It is a nice book but the problem is that I found it too wide for my needs, and there are no problems to work on! I need a similar but detailed book with examples and problems. However, it might fit your requirements perfectly as it has a wide range of topics covered, so please check it out. I have not checked The Princeton Companion book, but I think it will not be that useful for me.

Sorry for hijacking your thread, but if someone have a recommendation for me please comment.

share|improve this answer
    
I suggest you ask at math.stackexchange.com or one of the other sites listed in the FAQ. –  S. Carnahan Apr 14 '11 at 3:59
add comment

Some of the best references are people. Reference librarians can help in ways most mathematicians can't. If you have the opportunity, see what Interlibrary Loan programs your local library has. The people at that library may be able to find online sources or services that will deliver whole books or sections to you electronically. Also, building up your list of favorites (and saving it somewhere in the computing cloud) will be useful.

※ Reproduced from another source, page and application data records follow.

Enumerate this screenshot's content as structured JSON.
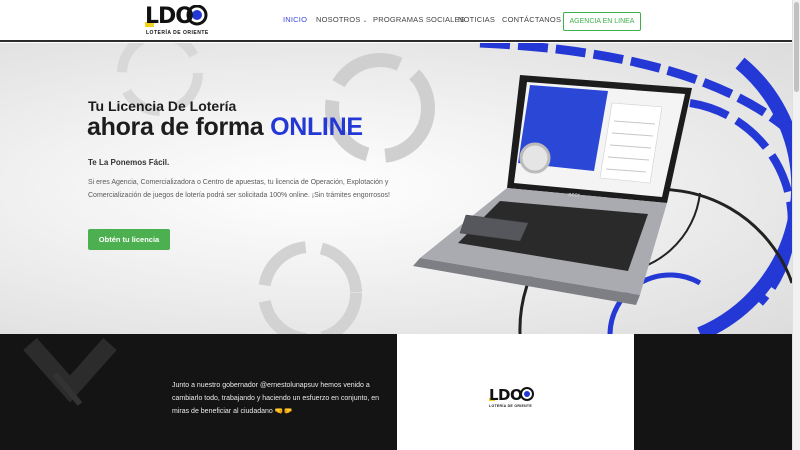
{
  "header": {
    "logo_text": "LDO",
    "logo_subtitle": "LOTERÍA DE ORIENTE",
    "nav": [
      "INICIO",
      "NOSOTROS",
      "PROGRAMAS SOCIALES",
      "NOTICIAS",
      "CONTÁCTANOS"
    ],
    "agency_button": "AGENCIA EN LINEA"
  },
  "hero": {
    "title_line1": "Tu Licencia De Lotería",
    "title_line2_prefix": "ahora de forma ",
    "title_line2_accent": "ONLINE",
    "tagline": "Te La Ponemos Fácil.",
    "description": "Si eres Agencia, Comercializadora o Centro de apuestas, tu licencia de Operación, Explotación y Comercialización de juegos de lotería podrá ser solicitada 100% online. ¡Sin trámites engorrosos!",
    "cta_button": "Obtén tu licencia"
  },
  "band": {
    "text": "Junto a nuestro gobernador @ernestolunapsuv hemos venido a cambiarlo todo, trabajando y haciendo un esfuerzo en conjunto, en miras de beneficiar al ciudadano 🤜🤛",
    "logo_text": "LDO",
    "logo_subtitle": "LOTERÍA DE ORIENTE"
  },
  "colors": {
    "accent_blue": "#2438d6",
    "nav_active": "#3b48d8",
    "green": "#4caf50"
  }
}
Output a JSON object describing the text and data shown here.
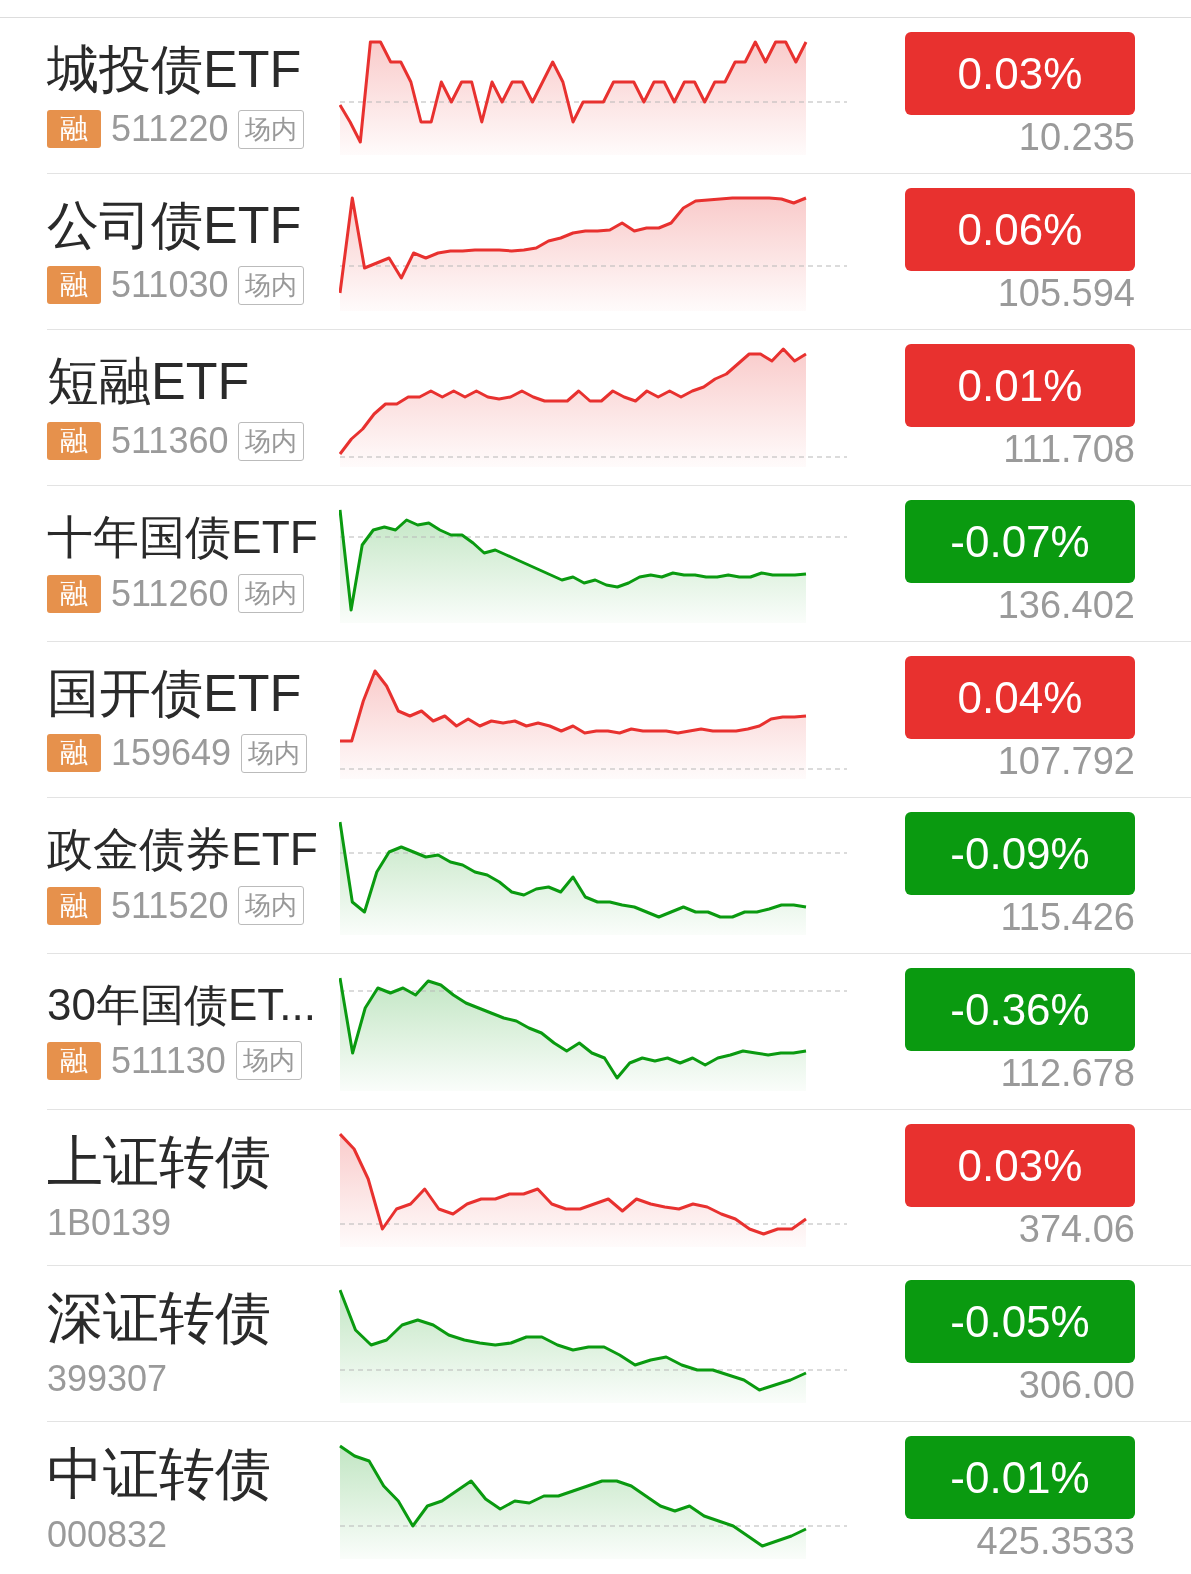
{
  "rows": [
    {
      "name": "城投债ETF",
      "margin_tag": "融",
      "code": "511220",
      "venue_tag": "场内",
      "change": "0.03%",
      "price": "10.235",
      "color": "#e8312f"
    },
    {
      "name": "公司债ETF",
      "margin_tag": "融",
      "code": "511030",
      "venue_tag": "场内",
      "change": "0.06%",
      "price": "105.594",
      "color": "#e8312f"
    },
    {
      "name": "短融ETF",
      "margin_tag": "融",
      "code": "511360",
      "venue_tag": "场内",
      "change": "0.01%",
      "price": "111.708",
      "color": "#e8312f"
    },
    {
      "name": "十年国债ETF",
      "margin_tag": "融",
      "code": "511260",
      "venue_tag": "场内",
      "change": "-0.07%",
      "price": "136.402",
      "color": "#0a9a10"
    },
    {
      "name": "国开债ETF",
      "margin_tag": "融",
      "code": "159649",
      "venue_tag": "场内",
      "change": "0.04%",
      "price": "107.792",
      "color": "#e8312f"
    },
    {
      "name": "政金债券ETF",
      "margin_tag": "融",
      "code": "511520",
      "venue_tag": "场内",
      "change": "-0.09%",
      "price": "115.426",
      "color": "#0a9a10"
    },
    {
      "name": "30年国债ET...",
      "margin_tag": "融",
      "code": "511130",
      "venue_tag": "场内",
      "change": "-0.36%",
      "price": "112.678",
      "color": "#0a9a10"
    },
    {
      "name": "上证转债",
      "code": "1B0139",
      "change": "0.03%",
      "price": "374.06",
      "color": "#e8312f"
    },
    {
      "name": "深证转债",
      "code": "399307",
      "change": "-0.05%",
      "price": "306.00",
      "color": "#0a9a10"
    },
    {
      "name": "中证转债",
      "code": "000832",
      "change": "-0.01%",
      "price": "425.3533",
      "color": "#0a9a10"
    }
  ]
}
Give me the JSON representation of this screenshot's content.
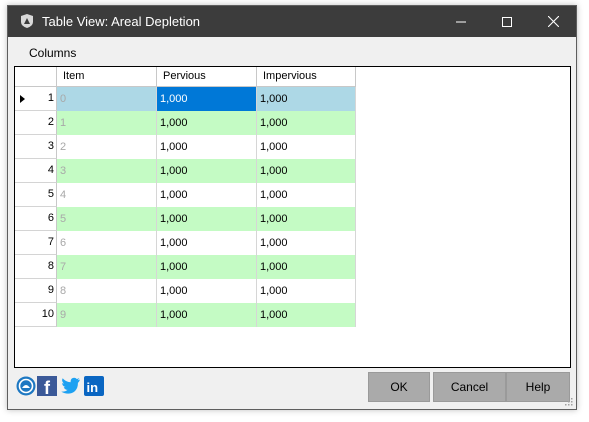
{
  "window": {
    "title": "Table View: Areal Depletion"
  },
  "menu": {
    "columns_label": "Columns"
  },
  "table": {
    "headers": [
      "Item",
      "Pervious",
      "Impervious"
    ],
    "rows": [
      {
        "num": "1",
        "item": "0",
        "pervious": "1,000",
        "impervious": "1,000"
      },
      {
        "num": "2",
        "item": "1",
        "pervious": "1,000",
        "impervious": "1,000"
      },
      {
        "num": "3",
        "item": "2",
        "pervious": "1,000",
        "impervious": "1,000"
      },
      {
        "num": "4",
        "item": "3",
        "pervious": "1,000",
        "impervious": "1,000"
      },
      {
        "num": "5",
        "item": "4",
        "pervious": "1,000",
        "impervious": "1,000"
      },
      {
        "num": "6",
        "item": "5",
        "pervious": "1,000",
        "impervious": "1,000"
      },
      {
        "num": "7",
        "item": "6",
        "pervious": "1,000",
        "impervious": "1,000"
      },
      {
        "num": "8",
        "item": "7",
        "pervious": "1,000",
        "impervious": "1,000"
      },
      {
        "num": "9",
        "item": "8",
        "pervious": "1,000",
        "impervious": "1,000"
      },
      {
        "num": "10",
        "item": "9",
        "pervious": "1,000",
        "impervious": "1,000"
      }
    ]
  },
  "buttons": {
    "ok": "OK",
    "cancel": "Cancel",
    "help": "Help"
  },
  "social": {
    "facebook_letter": "f",
    "linkedin_letters": "in"
  },
  "colors": {
    "titlebar": "#3c3c3c",
    "row_green": "#c4fbc4",
    "selected_row": "#add8e6",
    "active_cell": "#0078d7",
    "button_face": "#aaaaaa"
  }
}
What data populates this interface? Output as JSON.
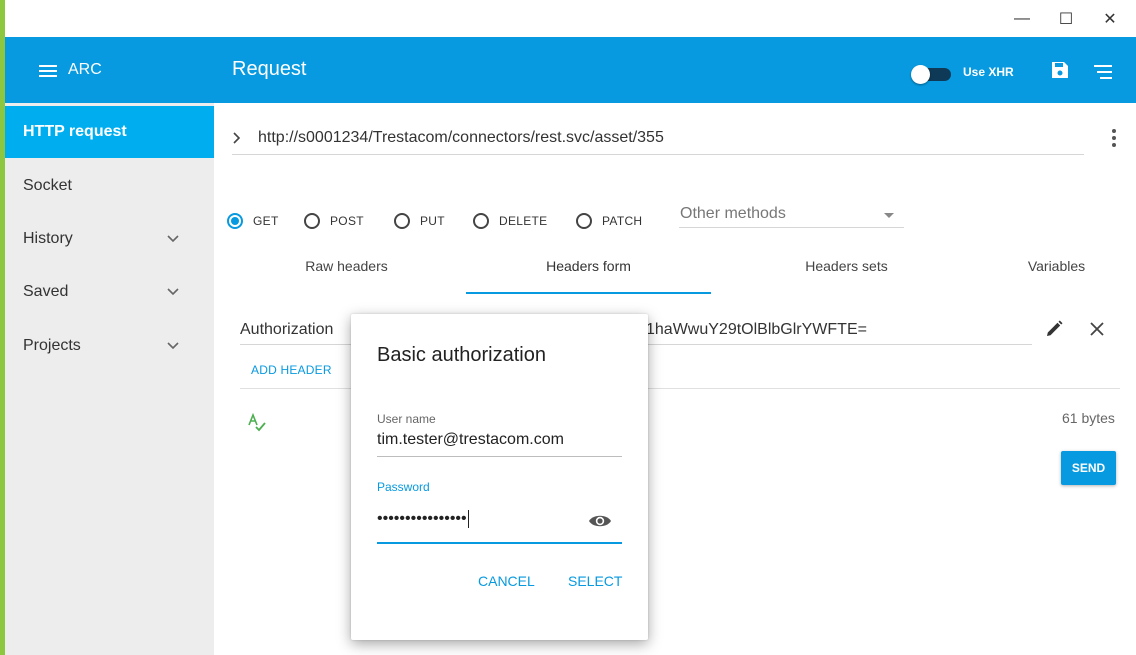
{
  "window": {
    "minimize_glyph": "—",
    "maximize_glyph": "☐",
    "close_glyph": "✕"
  },
  "header": {
    "app_name": "ARC",
    "title": "Request",
    "toggle_label": "Use XHR",
    "toggle_on": false,
    "background_color": "#079ae0"
  },
  "sidebar": {
    "items": [
      {
        "label": "HTTP request",
        "active": true,
        "expandable": false
      },
      {
        "label": "Socket",
        "active": false,
        "expandable": false
      },
      {
        "label": "History",
        "active": false,
        "expandable": true
      },
      {
        "label": "Saved",
        "active": false,
        "expandable": true
      },
      {
        "label": "Projects",
        "active": false,
        "expandable": true
      }
    ]
  },
  "request": {
    "url": "http://s0001234/Trestacom/connectors/rest.svc/asset/355",
    "methods": [
      "GET",
      "POST",
      "PUT",
      "DELETE",
      "PATCH"
    ],
    "selected_method": "GET",
    "other_methods_label": "Other methods",
    "tabs": [
      "Raw headers",
      "Headers form",
      "Headers sets",
      "Variables"
    ],
    "selected_tab": "Headers form",
    "header_name": "Authorization",
    "header_value_visible": "1haWwuY29tOlBlbGlrYWFTE=",
    "add_header_label": "ADD HEADER",
    "size_label": "61 bytes",
    "send_label": "SEND"
  },
  "dialog": {
    "title": "Basic authorization",
    "username_label": "User name",
    "username_value": "tim.tester@trestacom.com",
    "password_label": "Password",
    "password_masked": "••••••••••••••••",
    "cancel_label": "CANCEL",
    "select_label": "SELECT"
  }
}
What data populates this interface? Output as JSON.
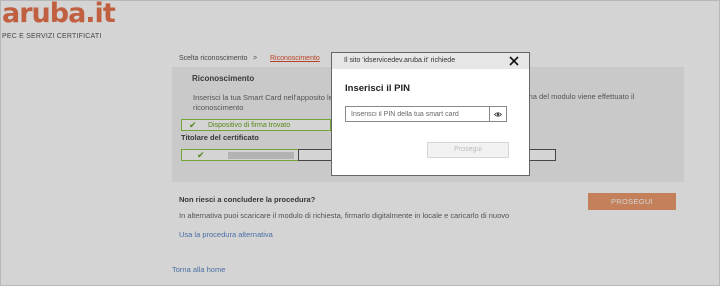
{
  "header": {
    "logo": "aruba.it",
    "tagline": "PEC E SERVIZI CERTIFICATI"
  },
  "breadcrumb": {
    "step1": "Scelta riconoscimento",
    "separator": ">",
    "step2": "Riconoscimento"
  },
  "recognition": {
    "title": "Riconoscimento",
    "text_line1": "Inserisci la tua Smart Card nell'apposito lett",
    "text_line2": "riconoscimento",
    "text_right": "rma del modulo viene effettuato il",
    "device_status": "Dispositivo di firma trovato",
    "holder_title": "Titolare del certificato"
  },
  "help": {
    "title": "Non riesci a concludere la procedura?",
    "text": "In alternativa puoi scaricare il modulo di richiesta, firmarlo digitalmente in locale e caricarlo di nuovo",
    "alt_link": "Usa la procedura alternativa"
  },
  "proceed_button": "PROSEGUI",
  "home_link": "Torna alla home",
  "dialog": {
    "header": "Il sito 'idservicedev.aruba.it' richiede",
    "title": "Inserisci il PIN",
    "pin_placeholder": "Inserisci il PIN della tua smart card",
    "submit_button": "Prosegui"
  },
  "icons": {
    "close": "close-icon",
    "eye": "eye-icon",
    "check": "check-icon"
  },
  "colors": {
    "brand": "#e8744f",
    "link": "#5a86c5",
    "success": "#8cc63f",
    "button": "#eb9a6e"
  }
}
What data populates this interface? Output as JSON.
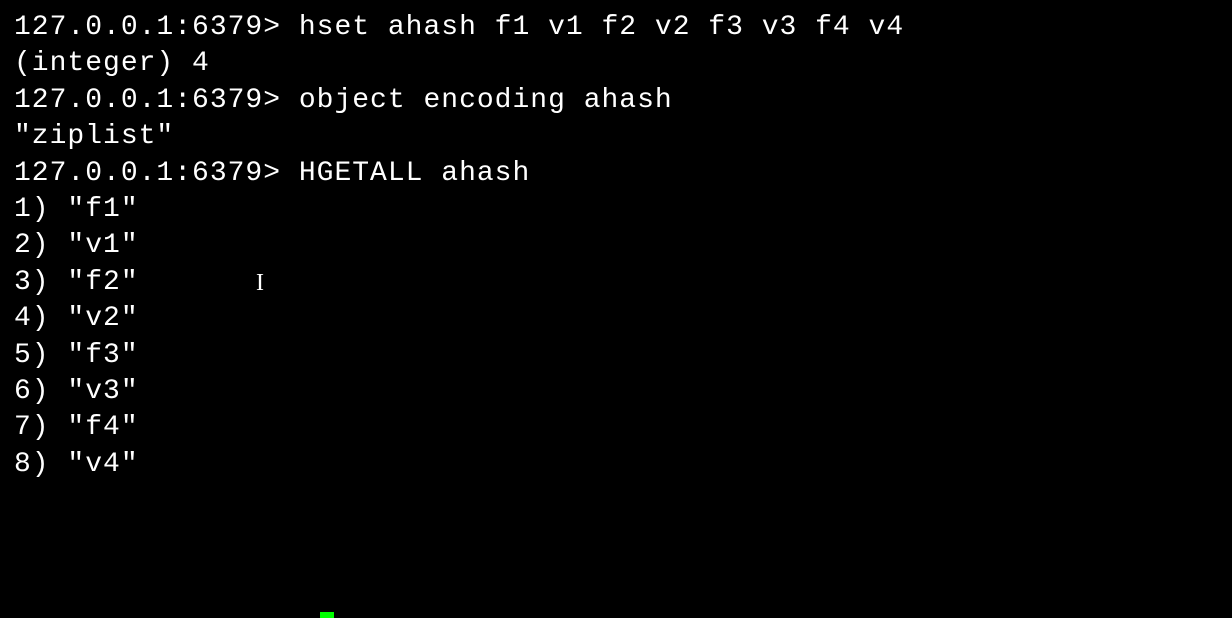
{
  "lines": [
    {
      "prompt": "127.0.0.1:6379> ",
      "command": "hset ahash f1 v1 f2 v2 f3 v3 f4 v4"
    },
    {
      "output": "(integer) 4"
    },
    {
      "prompt": "127.0.0.1:6379> ",
      "command": "object encoding ahash"
    },
    {
      "output": "\"ziplist\""
    },
    {
      "prompt": "127.0.0.1:6379> ",
      "command": "HGETALL ahash"
    },
    {
      "output": "1) \"f1\""
    },
    {
      "output": "2) \"v1\""
    },
    {
      "output": "3) \"f2\""
    },
    {
      "output": "4) \"v2\""
    },
    {
      "output": "5) \"f3\""
    },
    {
      "output": "6) \"v3\""
    },
    {
      "output": "7) \"f4\""
    },
    {
      "output": "8) \"v4\""
    }
  ],
  "text_cursor_glyph": "I"
}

If your research interests are specific enough, you might find an Internet mailing list or discussion group which has their list of favorite references. However, MathOverflow will probably not give you that list, and suggest you try searching other forums for such.

Gerhard "Ask Me About System Design" Paseman, 2011.04.10

share|improve this answer
add comment

Your Answer

 
discard

By posting your answer, you agree to the privacy policy and terms of service.